• **Activity**
Could the records be returned exactly, with the pictures left out?

* * * * * * *

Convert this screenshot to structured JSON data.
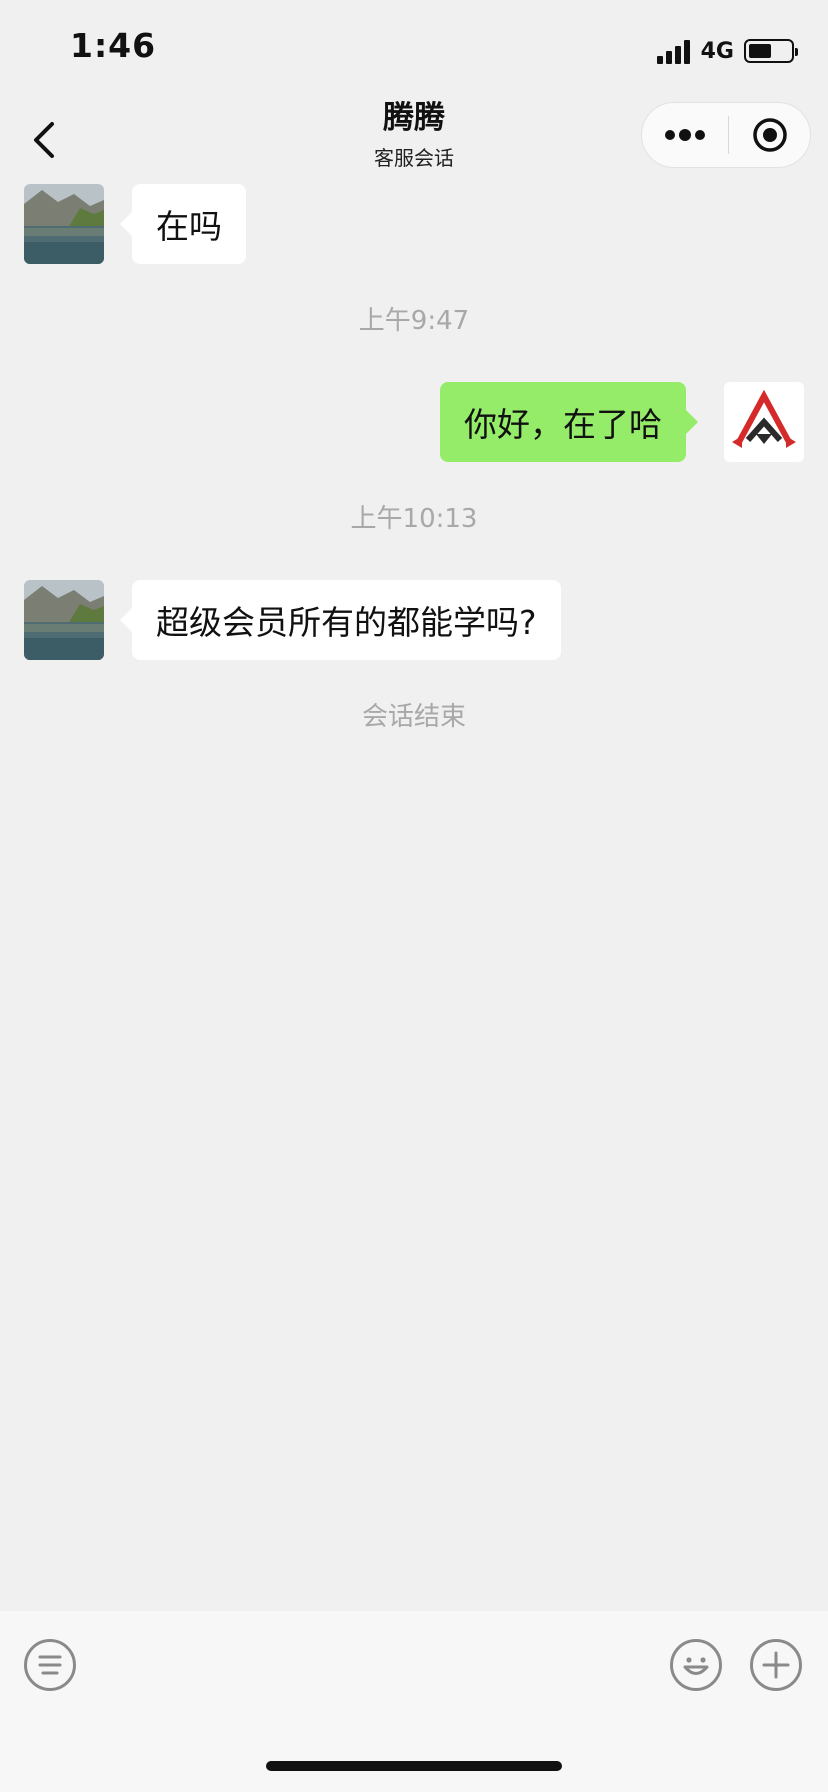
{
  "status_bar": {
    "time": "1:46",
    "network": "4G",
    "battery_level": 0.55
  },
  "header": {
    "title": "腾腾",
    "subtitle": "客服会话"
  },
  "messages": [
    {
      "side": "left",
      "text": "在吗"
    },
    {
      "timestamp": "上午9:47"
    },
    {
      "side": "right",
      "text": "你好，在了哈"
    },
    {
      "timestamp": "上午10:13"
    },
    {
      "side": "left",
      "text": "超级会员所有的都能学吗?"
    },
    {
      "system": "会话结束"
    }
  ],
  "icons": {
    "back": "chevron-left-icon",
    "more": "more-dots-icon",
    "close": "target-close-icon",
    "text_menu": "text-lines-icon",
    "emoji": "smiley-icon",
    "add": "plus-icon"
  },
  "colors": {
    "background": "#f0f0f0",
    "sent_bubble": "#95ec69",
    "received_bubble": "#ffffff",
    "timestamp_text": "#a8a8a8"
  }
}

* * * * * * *

• **Task answer**
Convert this screenshot to structured JSON data.
{
  "status_bar": {
    "time": "1:46",
    "network": "4G",
    "battery_level": 0.55
  },
  "header": {
    "title": "腾腾",
    "subtitle": "客服会话"
  },
  "messages": [
    {
      "side": "left",
      "text": "在吗"
    },
    {
      "timestamp": "上午9:47"
    },
    {
      "side": "right",
      "text": "你好，在了哈"
    },
    {
      "timestamp": "上午10:13"
    },
    {
      "side": "left",
      "text": "超级会员所有的都能学吗?"
    },
    {
      "system": "会话结束"
    }
  ],
  "icons": {
    "back": "chevron-left-icon",
    "more": "more-dots-icon",
    "close": "target-close-icon",
    "text_menu": "text-lines-icon",
    "emoji": "smiley-icon",
    "add": "plus-icon"
  },
  "colors": {
    "background": "#f0f0f0",
    "sent_bubble": "#95ec69",
    "received_bubble": "#ffffff",
    "timestamp_text": "#a8a8a8"
  }
}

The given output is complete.